The Big Ideas should align with the overall theme of the conference: Climate Change and Sustainability, but a lot of flexibility will be allowed. Suggested topics include:
- Mineral and metals conundrums
- Where will all the minerals/metals come from for our low-carbon future?
- How will we decarbonize our industry?
- Is profitable sustainability an oxymoron?
Curated Panel Session – Thursday, August 24, morning
Risks and Opportunities in the Climate Change era from an Insurance Perspective
Join us for an enlightening session that brings together insurance industry experts to discuss climate risk and its downstream effects on those who rely on insurance capital for their operations. We’ll start with a 10-minute refresher on insurance, covering important concepts like policy pricing, claims, and how the global trillion-dollar insurance industry operates.
Next, our discussion with insurance experts will focus on the various risks posed by climate change, illustrated with historical examples to highlight their significance. Finally, we’ll provide a comprehensive overview of strategies for mitigating climate risks and capitalizing on opportunities presented by proactive preparation.
Our session aims to help position organizations for long term success by providing valuable insights, including a better understanding of climate risks, practical steps to minimize exposure, and access to contacts and tools for further information.
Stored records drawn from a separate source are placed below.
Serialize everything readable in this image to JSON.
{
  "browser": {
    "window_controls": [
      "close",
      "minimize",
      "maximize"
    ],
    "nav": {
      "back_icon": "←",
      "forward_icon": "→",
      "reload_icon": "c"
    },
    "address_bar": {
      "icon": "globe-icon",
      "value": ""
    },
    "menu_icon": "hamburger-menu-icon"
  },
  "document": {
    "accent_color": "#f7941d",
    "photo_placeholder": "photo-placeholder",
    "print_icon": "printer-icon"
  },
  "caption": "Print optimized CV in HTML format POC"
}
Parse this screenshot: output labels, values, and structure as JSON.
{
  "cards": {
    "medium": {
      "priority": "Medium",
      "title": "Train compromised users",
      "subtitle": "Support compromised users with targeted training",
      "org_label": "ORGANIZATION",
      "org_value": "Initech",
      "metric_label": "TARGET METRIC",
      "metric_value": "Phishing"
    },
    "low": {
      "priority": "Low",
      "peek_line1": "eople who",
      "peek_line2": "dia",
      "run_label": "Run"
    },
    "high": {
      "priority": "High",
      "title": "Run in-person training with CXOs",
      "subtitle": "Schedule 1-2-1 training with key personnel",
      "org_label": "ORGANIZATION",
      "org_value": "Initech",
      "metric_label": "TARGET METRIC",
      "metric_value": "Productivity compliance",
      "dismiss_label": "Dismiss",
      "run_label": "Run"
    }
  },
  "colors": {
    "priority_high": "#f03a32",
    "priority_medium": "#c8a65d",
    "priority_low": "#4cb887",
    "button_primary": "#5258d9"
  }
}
Don’t miss out on this opportunity to learn from industry experts and prepare your organization for the challenges and opportunities of climate risk.